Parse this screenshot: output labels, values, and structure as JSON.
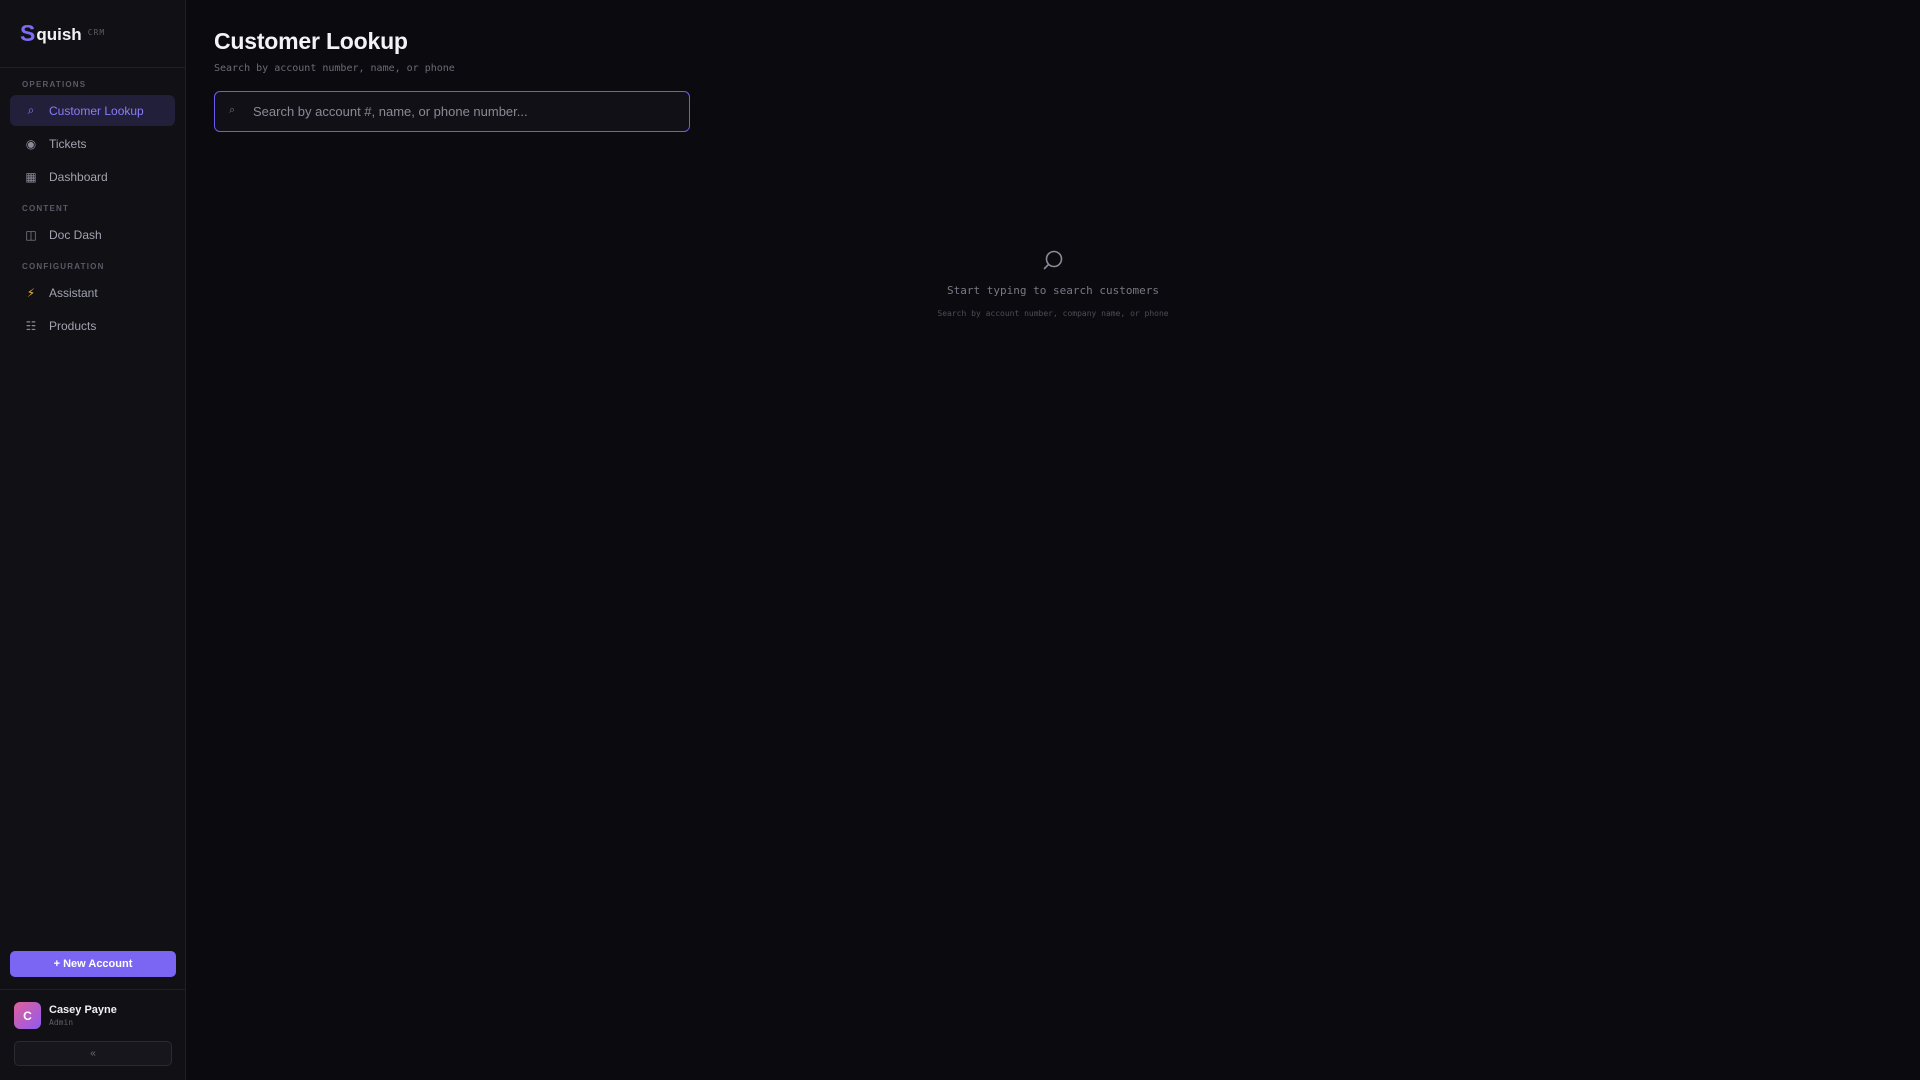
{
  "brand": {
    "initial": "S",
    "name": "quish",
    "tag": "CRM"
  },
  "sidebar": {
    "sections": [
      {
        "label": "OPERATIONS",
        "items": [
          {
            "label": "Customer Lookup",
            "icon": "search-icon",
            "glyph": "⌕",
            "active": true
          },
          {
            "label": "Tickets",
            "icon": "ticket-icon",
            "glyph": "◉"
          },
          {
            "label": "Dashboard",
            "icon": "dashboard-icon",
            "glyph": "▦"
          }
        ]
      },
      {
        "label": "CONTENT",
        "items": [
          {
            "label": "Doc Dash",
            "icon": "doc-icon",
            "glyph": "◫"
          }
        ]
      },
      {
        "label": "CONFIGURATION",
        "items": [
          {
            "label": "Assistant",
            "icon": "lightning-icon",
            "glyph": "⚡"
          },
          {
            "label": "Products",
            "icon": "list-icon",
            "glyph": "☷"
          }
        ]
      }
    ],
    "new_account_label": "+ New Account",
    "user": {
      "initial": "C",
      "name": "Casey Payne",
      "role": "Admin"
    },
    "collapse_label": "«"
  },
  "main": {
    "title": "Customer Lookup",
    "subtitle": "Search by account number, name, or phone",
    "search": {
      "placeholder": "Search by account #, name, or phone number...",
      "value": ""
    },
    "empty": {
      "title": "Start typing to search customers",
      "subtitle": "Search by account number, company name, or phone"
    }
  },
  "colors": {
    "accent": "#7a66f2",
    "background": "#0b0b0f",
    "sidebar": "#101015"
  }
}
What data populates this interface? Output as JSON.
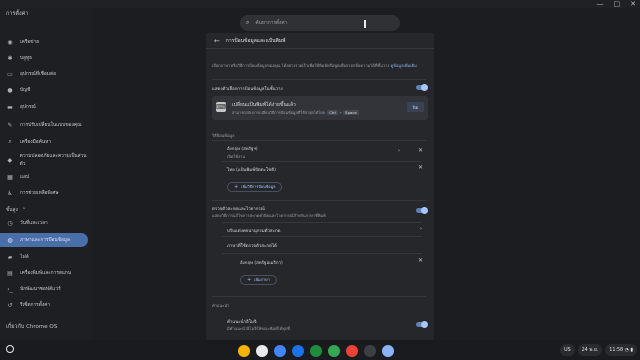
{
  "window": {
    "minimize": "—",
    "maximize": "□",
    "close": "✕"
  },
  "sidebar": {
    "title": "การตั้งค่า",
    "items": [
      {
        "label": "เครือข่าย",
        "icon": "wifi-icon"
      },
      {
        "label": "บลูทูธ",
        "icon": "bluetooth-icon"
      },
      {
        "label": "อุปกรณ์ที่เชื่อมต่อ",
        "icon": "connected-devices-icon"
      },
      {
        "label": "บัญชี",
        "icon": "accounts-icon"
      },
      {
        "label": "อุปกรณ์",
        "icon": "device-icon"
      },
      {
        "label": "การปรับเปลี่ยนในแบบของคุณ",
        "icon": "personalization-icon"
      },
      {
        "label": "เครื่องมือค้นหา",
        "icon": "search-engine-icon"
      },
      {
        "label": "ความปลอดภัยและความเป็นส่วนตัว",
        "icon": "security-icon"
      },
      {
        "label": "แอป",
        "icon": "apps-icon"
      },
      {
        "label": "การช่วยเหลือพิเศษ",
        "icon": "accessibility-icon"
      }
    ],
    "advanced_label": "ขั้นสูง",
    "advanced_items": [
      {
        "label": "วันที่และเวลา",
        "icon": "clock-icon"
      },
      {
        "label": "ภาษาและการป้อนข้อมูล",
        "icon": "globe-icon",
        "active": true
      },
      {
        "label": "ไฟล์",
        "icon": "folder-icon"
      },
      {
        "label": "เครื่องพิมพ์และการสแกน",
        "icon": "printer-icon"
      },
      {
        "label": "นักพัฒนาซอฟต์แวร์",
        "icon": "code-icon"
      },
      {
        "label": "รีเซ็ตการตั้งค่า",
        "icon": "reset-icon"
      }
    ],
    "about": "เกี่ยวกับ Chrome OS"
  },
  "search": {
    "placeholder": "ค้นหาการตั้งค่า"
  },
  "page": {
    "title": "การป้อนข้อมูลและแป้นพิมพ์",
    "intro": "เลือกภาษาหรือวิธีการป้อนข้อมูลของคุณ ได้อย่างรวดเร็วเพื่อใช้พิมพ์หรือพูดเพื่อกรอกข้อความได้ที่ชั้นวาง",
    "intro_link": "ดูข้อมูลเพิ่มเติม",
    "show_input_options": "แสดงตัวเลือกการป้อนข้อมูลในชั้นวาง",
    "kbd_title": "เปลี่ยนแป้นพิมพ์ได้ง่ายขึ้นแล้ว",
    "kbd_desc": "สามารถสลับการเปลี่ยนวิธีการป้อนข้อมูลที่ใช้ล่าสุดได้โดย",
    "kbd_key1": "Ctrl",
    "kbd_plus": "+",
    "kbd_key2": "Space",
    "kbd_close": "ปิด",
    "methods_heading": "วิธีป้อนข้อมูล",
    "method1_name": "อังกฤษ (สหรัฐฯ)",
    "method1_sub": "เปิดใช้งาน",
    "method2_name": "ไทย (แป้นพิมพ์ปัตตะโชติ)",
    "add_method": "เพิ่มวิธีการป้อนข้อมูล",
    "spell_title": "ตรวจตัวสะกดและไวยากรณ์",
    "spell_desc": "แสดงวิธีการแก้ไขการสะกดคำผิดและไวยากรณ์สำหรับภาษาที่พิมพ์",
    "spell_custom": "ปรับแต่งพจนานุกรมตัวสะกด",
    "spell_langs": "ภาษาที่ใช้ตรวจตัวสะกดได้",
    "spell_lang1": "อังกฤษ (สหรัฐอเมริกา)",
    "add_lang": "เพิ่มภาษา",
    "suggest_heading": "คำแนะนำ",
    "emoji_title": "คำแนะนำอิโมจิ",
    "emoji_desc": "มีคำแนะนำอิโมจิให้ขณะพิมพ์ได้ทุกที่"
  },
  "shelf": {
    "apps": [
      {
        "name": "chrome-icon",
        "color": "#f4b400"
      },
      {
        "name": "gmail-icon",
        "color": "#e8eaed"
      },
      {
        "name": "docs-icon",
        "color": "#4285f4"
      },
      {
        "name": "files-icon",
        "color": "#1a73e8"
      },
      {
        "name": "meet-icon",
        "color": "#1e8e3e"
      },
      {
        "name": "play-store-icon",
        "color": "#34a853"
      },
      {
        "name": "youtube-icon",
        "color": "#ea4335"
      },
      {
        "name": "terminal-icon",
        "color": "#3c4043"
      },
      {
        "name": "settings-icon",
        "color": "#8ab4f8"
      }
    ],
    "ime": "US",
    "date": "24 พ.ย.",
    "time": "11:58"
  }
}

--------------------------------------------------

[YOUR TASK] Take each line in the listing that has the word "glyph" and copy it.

[ANSWER SECTION]
            "glyph": "⌕",
            "glyph": "◉"
            "glyph": "▦"
            "glyph": "◫"
            "glyph": "⚡"
            "glyph": "☷"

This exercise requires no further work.